Give this man another Oscar now, damn it!

 

100 Words, 100 Days: Day 13. On Reboots

Rise of the Planet of the Apes arrives in our cinemas shortly. It’s yet another attempt by the moneymakers of Hollywood to ingest life and interest in a franchise that was cut dead by Tim Burton’s 2001 reimagining of Charlton Heston’s classic original.

By all accounts it looks alright – but I still think film producers are lazy. I could bemoan the lack of originality and risk-taking in the film industry but it would take a post longer than 100 words to get my point across.

As it stands, I may or may not go see it. What about you? Do you care?

 

The King’s Speech: A Personal Consideration

I went to see The King’s Speech this evening with a friend. For those of you who don’t know too much about it, the movie tells the story of how King George VI overcame his speech defect – he had a stammer – and led England through World War II. He struck up an unlikely friendship with his speech therapist, an out-of-work actor called Lionel Logue, and it was through this friendship that the monarch gave his defining speech to the nation on the day war broke out. This post is not a review of the movie; although Colin Firth (as George) and Geoffrey Rush (as Logue) deserve what awards that undoubtedly will come their way (including, hopefully, an Oscar or two), my never-ending love for the force of nature that is Helena Bonham Carter (who plays Queen Elizabeth) grew deeper. I’ve never had a crush on a royal before – but I do now. Tim Burton, you are one lucky guy.
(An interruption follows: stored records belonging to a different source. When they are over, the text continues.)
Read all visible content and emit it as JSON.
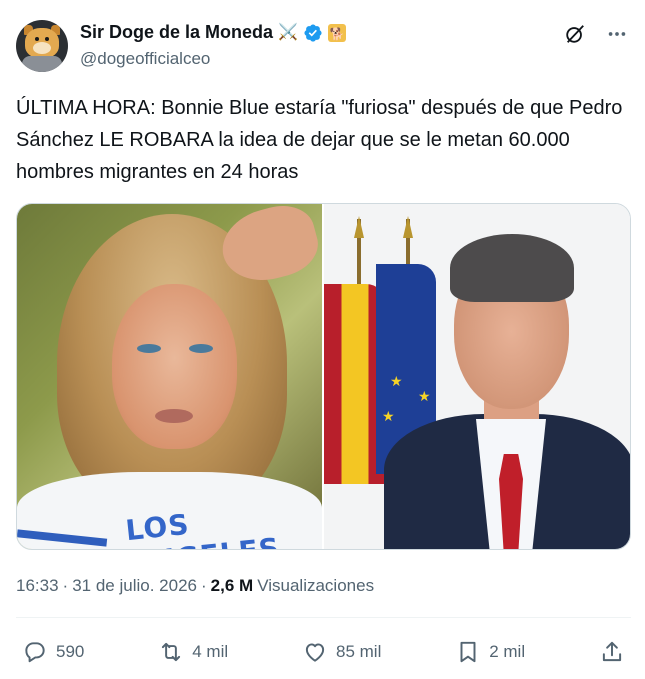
{
  "author": {
    "display_name": "Sir Doge de la Moneda",
    "swords_emoji": "⚔️",
    "doge_emoji": "🐕",
    "handle": "@dogeofficialceo",
    "verified_color": "#1d9bf0"
  },
  "tweet": {
    "text": "ÚLTIMA HORA: Bonnie Blue estaría \"furiosa\" después de que Pedro Sánchez LE ROBARA la idea de dejar que se le metan 60.000 hombres migrantes en 24 horas"
  },
  "left_photo": {
    "shirt_text": "LOS ANGELES"
  },
  "meta": {
    "time": "16:33",
    "separator": "·",
    "date": "31 de julio. 2026",
    "separator2": "·",
    "views_count": "2,6 M",
    "views_label": "Visualizaciones"
  },
  "actions": {
    "replies": "590",
    "reposts": "4 mil",
    "likes": "85 mil",
    "bookmarks": "2 mil"
  },
  "icons": {
    "grok": "grok-icon",
    "more": "more-icon",
    "reply": "reply-icon",
    "repost": "repost-icon",
    "like": "heart-icon",
    "bookmark": "bookmark-icon",
    "share": "share-icon"
  }
}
When I was younger I had a stammer. I remember all too well an incident at school when I was asked to read out a passage in French during class. It was there, written out in front of my eyes, ready for oration in front of the class. But the words wouldn’t come out. If anyone sees the movie and recalls the very first scene where Prince Bertie (as King George was known to his family) is about to give a speech, you will know that he is struck dumb, to the obvious embarrassment of his wife, servants, subjects and himself. I know exactly how he felt. There is nothing more painful, more humiliating that knowing how to speak, but failing to do so. That was my lot in my early teenage years. In primary school, certain sections of unthinking morons bullied me for it; but in secondary school, I was enabled my friends and teachers to come to terms with it. I didn’t go to a therapist because I didn’t know they existed. It didn’t always happen, though; there were times when I was able to read aloud in front of the class. But I suppose a lot depended on where my head was at the time.
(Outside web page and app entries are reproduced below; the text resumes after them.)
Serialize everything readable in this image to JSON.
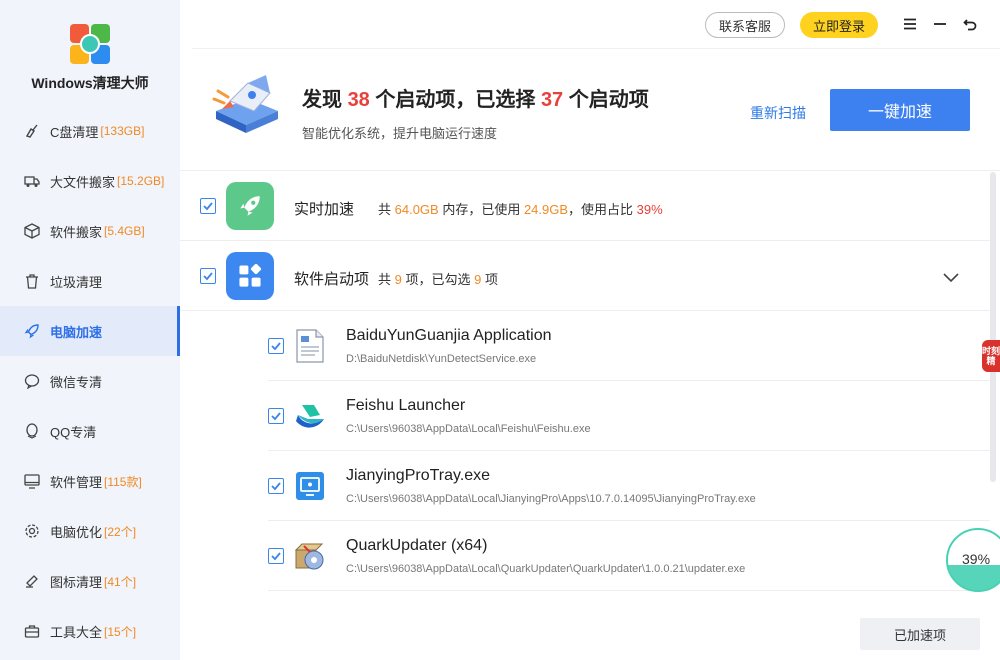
{
  "app": {
    "title": "Windows清理大师"
  },
  "sidebar": {
    "items": [
      {
        "label": "C盘清理",
        "count": "[133GB]"
      },
      {
        "label": "大文件搬家",
        "count": "[15.2GB]"
      },
      {
        "label": "软件搬家",
        "count": "[5.4GB]"
      },
      {
        "label": "垃圾清理",
        "count": ""
      },
      {
        "label": "电脑加速",
        "count": "",
        "active": true
      },
      {
        "label": "微信专清",
        "count": ""
      },
      {
        "label": "QQ专清",
        "count": ""
      },
      {
        "label": "软件管理",
        "count": "[115款]"
      },
      {
        "label": "电脑优化",
        "count": "[22个]"
      },
      {
        "label": "图标清理",
        "count": "[41个]"
      },
      {
        "label": "工具大全",
        "count": "[15个]"
      }
    ]
  },
  "topbar": {
    "service_label": "联系客服",
    "login_label": "立即登录"
  },
  "banner": {
    "h_pre": "发现 ",
    "found": "38",
    "h_mid": " 个启动项，已选择 ",
    "selected": "37",
    "h_post": " 个启动项",
    "subtitle": "智能优化系统，提升电脑运行速度",
    "rescan_label": "重新扫描",
    "boost_label": "一键加速"
  },
  "realtime": {
    "title": "实时加速",
    "p1": "共 ",
    "total": "64.0GB",
    "p2": " 内存，已使用 ",
    "used": "24.9GB",
    "p3": "，使用占比 ",
    "ratio": "39%"
  },
  "startup": {
    "title": "软件启动项",
    "p1": "共 ",
    "total": "9",
    "p2": " 项，已勾选 ",
    "checked": "9",
    "p3": " 项"
  },
  "items": [
    {
      "name": "BaiduYunGuanjia Application",
      "path": "D:\\BaiduNetdisk\\YunDetectService.exe",
      "icon": "document-icon"
    },
    {
      "name": "Feishu Launcher",
      "path": "C:\\Users\\96038\\AppData\\Local\\Feishu\\Feishu.exe",
      "icon": "feishu-icon"
    },
    {
      "name": "JianyingProTray.exe",
      "path": "C:\\Users\\96038\\AppData\\Local\\JianyingPro\\Apps\\10.7.0.14095\\JianyingProTray.exe",
      "icon": "monitor-icon"
    },
    {
      "name": "QuarkUpdater (x64)",
      "path": "C:\\Users\\96038\\AppData\\Local\\QuarkUpdater\\QuarkUpdater\\1.0.0.21\\updater.exe",
      "icon": "installer-icon"
    }
  ],
  "side_tag": "时刻精",
  "memory_ring": {
    "label": "39%",
    "fill_fraction": 0.39
  },
  "boosted_label": "已加速项",
  "colors": {
    "accent": "#3d80f0",
    "highlight": "#e8403a",
    "count": "#f08a24",
    "login": "#ffd21f"
  }
}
And then it went away, all on its own. In my late teens, I was on live TV, participating in televised Mass for RTE, reading from a Bible in front of camera and whoever watched Sunday morning Mass on television. I spoke on stage, too, as part of song and dance show with my class mates and girls from another school. (That’s when I discovered women, by the way.) But my crowning moment occurred when I was in college.

I announced my candidacy for President of the Students’ Union, and so I was required to speak at the Hustings. For a man with a history of freezing at inopportune times, this speech was fraught with danger. But I gave the speech of my short political life. For five minutes I was brilliant and I was elected by a landslide. To this day, any time I have to speak in public and I’m feeling nervous, I look back to those times (especially that day in college) and realise that nerves are natural to the best of us. I just take a deep breath and then get on with it.

Now it comes back every so often, mainly at times of stress, or when I’m tired – or when I don’t know what the hell I’m talking about. What I do then is slow things down, organise my thoughts and carry on. I find making a joke about it lightens the atmosphere considerably. So there you go, that’s my personal take on what is a marvellous film. Do yourselves a favour and go and see it.

Note to Colin Firth fans (of which there are many): He is fantastic in this film, but he does not take his shirt off. Thank you for reading.